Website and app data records
+ + +
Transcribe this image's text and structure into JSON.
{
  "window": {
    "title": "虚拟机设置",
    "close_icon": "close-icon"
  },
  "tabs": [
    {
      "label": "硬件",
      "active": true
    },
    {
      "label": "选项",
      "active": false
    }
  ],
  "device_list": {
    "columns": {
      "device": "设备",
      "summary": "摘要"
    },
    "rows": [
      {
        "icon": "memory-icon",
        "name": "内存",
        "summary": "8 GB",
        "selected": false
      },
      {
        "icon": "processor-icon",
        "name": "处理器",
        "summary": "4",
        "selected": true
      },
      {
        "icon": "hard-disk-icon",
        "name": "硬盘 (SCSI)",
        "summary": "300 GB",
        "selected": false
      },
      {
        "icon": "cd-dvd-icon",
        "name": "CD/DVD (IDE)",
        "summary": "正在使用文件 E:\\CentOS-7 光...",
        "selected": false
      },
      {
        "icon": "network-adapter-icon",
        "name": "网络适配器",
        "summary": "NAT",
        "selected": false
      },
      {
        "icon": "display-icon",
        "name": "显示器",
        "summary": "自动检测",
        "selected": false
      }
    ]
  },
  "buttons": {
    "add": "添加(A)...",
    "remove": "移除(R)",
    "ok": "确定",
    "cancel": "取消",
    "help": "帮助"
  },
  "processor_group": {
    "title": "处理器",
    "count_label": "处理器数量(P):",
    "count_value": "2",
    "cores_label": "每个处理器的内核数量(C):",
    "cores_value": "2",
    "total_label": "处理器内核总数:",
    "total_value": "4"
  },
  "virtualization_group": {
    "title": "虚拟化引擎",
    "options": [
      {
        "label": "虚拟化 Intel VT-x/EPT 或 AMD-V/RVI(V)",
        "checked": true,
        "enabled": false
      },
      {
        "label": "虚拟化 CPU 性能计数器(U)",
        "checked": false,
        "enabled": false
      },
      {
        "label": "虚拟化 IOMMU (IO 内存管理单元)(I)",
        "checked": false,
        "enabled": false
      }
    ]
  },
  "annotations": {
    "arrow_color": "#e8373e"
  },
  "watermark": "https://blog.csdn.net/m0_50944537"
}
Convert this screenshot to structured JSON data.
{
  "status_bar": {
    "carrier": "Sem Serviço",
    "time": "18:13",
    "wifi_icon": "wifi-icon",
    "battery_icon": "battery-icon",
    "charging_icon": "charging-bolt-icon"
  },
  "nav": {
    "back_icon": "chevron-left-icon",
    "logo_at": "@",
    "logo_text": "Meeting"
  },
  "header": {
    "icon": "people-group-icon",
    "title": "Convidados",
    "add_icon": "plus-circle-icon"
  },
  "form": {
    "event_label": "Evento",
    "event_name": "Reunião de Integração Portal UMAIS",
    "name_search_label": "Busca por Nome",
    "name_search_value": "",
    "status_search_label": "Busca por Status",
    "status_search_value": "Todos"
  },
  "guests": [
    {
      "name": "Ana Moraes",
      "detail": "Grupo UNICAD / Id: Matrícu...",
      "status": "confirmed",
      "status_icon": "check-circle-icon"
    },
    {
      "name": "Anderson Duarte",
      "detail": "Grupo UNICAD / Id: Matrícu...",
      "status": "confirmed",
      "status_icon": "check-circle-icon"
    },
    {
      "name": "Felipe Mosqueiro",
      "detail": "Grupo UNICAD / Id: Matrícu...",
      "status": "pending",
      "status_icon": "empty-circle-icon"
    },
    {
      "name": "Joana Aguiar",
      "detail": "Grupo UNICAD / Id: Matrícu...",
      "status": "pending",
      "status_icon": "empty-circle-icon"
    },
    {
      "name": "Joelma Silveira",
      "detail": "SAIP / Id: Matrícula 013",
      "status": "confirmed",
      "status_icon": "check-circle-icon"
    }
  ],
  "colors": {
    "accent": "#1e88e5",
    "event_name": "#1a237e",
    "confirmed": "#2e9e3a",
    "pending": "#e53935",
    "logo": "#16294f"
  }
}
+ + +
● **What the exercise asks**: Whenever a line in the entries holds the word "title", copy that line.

● **Solution for this problem**:
    "title": "虚拟机设置",
    "title": "处理器",
    "title": "虚拟化引擎",
    "title": "Convidados",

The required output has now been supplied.